Each record must be printed again exactly as it appears.

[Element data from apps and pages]

╔══

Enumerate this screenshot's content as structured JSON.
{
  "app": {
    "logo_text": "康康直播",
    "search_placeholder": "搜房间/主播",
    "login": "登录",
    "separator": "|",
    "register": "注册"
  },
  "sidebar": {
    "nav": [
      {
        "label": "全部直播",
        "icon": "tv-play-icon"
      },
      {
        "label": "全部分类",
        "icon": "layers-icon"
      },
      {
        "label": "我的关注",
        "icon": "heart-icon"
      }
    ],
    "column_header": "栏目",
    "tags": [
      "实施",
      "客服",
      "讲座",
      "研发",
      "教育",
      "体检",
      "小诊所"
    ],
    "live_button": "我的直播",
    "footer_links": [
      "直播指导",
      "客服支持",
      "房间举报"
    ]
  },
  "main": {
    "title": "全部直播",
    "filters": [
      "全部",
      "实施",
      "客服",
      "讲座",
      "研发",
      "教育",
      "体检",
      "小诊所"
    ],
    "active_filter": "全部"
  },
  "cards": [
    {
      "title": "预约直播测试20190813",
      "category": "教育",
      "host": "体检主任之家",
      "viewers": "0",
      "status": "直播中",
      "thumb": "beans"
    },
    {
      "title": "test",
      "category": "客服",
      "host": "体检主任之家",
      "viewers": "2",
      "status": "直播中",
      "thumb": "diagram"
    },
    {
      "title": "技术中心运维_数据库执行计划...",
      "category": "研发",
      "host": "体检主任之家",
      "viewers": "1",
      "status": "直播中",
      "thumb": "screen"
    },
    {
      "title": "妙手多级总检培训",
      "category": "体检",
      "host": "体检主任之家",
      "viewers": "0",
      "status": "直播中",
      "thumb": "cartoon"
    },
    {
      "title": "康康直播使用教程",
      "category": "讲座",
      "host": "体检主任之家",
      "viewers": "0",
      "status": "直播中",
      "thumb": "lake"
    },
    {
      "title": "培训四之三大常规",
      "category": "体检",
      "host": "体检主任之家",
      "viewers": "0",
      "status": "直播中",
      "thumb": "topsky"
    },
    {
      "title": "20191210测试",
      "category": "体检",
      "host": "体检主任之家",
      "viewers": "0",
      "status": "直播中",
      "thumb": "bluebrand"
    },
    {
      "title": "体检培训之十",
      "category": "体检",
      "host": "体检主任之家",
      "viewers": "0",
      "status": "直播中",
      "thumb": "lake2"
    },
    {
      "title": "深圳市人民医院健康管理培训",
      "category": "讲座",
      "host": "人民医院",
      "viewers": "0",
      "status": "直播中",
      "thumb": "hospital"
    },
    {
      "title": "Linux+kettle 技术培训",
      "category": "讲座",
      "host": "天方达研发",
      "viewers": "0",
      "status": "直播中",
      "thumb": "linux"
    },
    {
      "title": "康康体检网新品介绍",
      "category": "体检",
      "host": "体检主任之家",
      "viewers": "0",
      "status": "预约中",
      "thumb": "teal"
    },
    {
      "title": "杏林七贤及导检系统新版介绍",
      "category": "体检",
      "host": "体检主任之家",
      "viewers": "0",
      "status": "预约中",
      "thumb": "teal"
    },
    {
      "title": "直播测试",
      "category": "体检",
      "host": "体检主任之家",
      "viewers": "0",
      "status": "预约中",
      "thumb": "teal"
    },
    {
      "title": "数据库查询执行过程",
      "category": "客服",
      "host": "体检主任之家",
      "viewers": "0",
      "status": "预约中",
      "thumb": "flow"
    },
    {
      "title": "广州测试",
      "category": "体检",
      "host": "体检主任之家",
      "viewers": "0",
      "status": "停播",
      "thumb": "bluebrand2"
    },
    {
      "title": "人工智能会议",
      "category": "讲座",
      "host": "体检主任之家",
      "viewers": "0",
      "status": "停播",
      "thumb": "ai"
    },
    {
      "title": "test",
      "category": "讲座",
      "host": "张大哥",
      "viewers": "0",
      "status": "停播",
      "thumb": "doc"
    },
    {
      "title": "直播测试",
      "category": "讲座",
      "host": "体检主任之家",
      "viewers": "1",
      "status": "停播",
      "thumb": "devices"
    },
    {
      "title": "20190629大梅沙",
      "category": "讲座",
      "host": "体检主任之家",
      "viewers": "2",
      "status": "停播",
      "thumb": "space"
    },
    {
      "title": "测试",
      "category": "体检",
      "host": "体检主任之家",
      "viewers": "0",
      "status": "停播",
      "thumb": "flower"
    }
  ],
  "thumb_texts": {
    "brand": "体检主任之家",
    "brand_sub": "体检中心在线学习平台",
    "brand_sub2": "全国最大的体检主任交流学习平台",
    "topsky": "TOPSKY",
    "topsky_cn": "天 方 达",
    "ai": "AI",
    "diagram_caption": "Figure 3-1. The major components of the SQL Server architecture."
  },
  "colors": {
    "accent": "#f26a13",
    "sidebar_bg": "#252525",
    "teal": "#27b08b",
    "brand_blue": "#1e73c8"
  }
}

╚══

> [ANSWER SECTION]:
Enumerate this screenshot's content as structured JSON.
{
  "app": {
    "logo_text": "康康直播",
    "search_placeholder": "搜房间/主播",
    "login": "登录",
    "separator": "|",
    "register": "注册"
  },
  "sidebar": {
    "nav": [
      {
        "label": "全部直播",
        "icon": "tv-play-icon"
      },
      {
        "label": "全部分类",
        "icon": "layers-icon"
      },
      {
        "label": "我的关注",
        "icon": "heart-icon"
      }
    ],
    "column_header": "栏目",
    "tags": [
      "实施",
      "客服",
      "讲座",
      "研发",
      "教育",
      "体检",
      "小诊所"
    ],
    "live_button": "我的直播",
    "footer_links": [
      "直播指导",
      "客服支持",
      "房间举报"
    ]
  },
  "main": {
    "title": "全部直播",
    "filters": [
      "全部",
      "实施",
      "客服",
      "讲座",
      "研发",
      "教育",
      "体检",
      "小诊所"
    ],
    "active_filter": "全部"
  },
  "cards": [
    {
      "title": "预约直播测试20190813",
      "category": "教育",
      "host": "体检主任之家",
      "viewers": "0",
      "status": "直播中",
      "thumb": "beans"
    },
    {
      "title": "test",
      "category": "客服",
      "host": "体检主任之家",
      "viewers": "2",
      "status": "直播中",
      "thumb": "diagram"
    },
    {
      "title": "技术中心运维_数据库执行计划...",
      "category": "研发",
      "host": "体检主任之家",
      "viewers": "1",
      "status": "直播中",
      "thumb": "screen"
    },
    {
      "title": "妙手多级总检培训",
      "category": "体检",
      "host": "体检主任之家",
      "viewers": "0",
      "status": "直播中",
      "thumb": "cartoon"
    },
    {
      "title": "康康直播使用教程",
      "category": "讲座",
      "host": "体检主任之家",
      "viewers": "0",
      "status": "直播中",
      "thumb": "lake"
    },
    {
      "title": "培训四之三大常规",
      "category": "体检",
      "host": "体检主任之家",
      "viewers": "0",
      "status": "直播中",
      "thumb": "topsky"
    },
    {
      "title": "20191210测试",
      "category": "体检",
      "host": "体检主任之家",
      "viewers": "0",
      "status": "直播中",
      "thumb": "bluebrand"
    },
    {
      "title": "体检培训之十",
      "category": "体检",
      "host": "体检主任之家",
      "viewers": "0",
      "status": "直播中",
      "thumb": "lake2"
    },
    {
      "title": "深圳市人民医院健康管理培训",
      "category": "讲座",
      "host": "人民医院",
      "viewers": "0",
      "status": "直播中",
      "thumb": "hospital"
    },
    {
      "title": "Linux+kettle 技术培训",
      "category": "讲座",
      "host": "天方达研发",
      "viewers": "0",
      "status": "直播中",
      "thumb": "linux"
    },
    {
      "title": "康康体检网新品介绍",
      "category": "体检",
      "host": "体检主任之家",
      "viewers": "0",
      "status": "预约中",
      "thumb": "teal"
    },
    {
      "title": "杏林七贤及导检系统新版介绍",
      "category": "体检",
      "host": "体检主任之家",
      "viewers": "0",
      "status": "预约中",
      "thumb": "teal"
    },
    {
      "title": "直播测试",
      "category": "体检",
      "host": "体检主任之家",
      "viewers": "0",
      "status": "预约中",
      "thumb": "teal"
    },
    {
      "title": "数据库查询执行过程",
      "category": "客服",
      "host": "体检主任之家",
      "viewers": "0",
      "status": "预约中",
      "thumb": "flow"
    },
    {
      "title": "广州测试",
      "category": "体检",
      "host": "体检主任之家",
      "viewers": "0",
      "status": "停播",
      "thumb": "bluebrand2"
    },
    {
      "title": "人工智能会议",
      "category": "讲座",
      "host": "体检主任之家",
      "viewers": "0",
      "status": "停播",
      "thumb": "ai"
    },
    {
      "title": "test",
      "category": "讲座",
      "host": "张大哥",
      "viewers": "0",
      "status": "停播",
      "thumb": "doc"
    },
    {
      "title": "直播测试",
      "category": "讲座",
      "host": "体检主任之家",
      "viewers": "1",
      "status": "停播",
      "thumb": "devices"
    },
    {
      "title": "20190629大梅沙",
      "category": "讲座",
      "host": "体检主任之家",
      "viewers": "2",
      "status": "停播",
      "thumb": "space"
    },
    {
      "title": "测试",
      "category": "体检",
      "host": "体检主任之家",
      "viewers": "0",
      "status": "停播",
      "thumb": "flower"
    }
  ],
  "thumb_texts": {
    "brand": "体检主任之家",
    "brand_sub": "体检中心在线学习平台",
    "brand_sub2": "全国最大的体检主任交流学习平台",
    "topsky": "TOPSKY",
    "topsky_cn": "天 方 达",
    "ai": "AI",
    "diagram_caption": "Figure 3-1. The major components of the SQL Server architecture."
  },
  "colors": {
    "accent": "#f26a13",
    "sidebar_bg": "#252525",
    "teal": "#27b08b",
    "brand_blue": "#1e73c8"
  }
}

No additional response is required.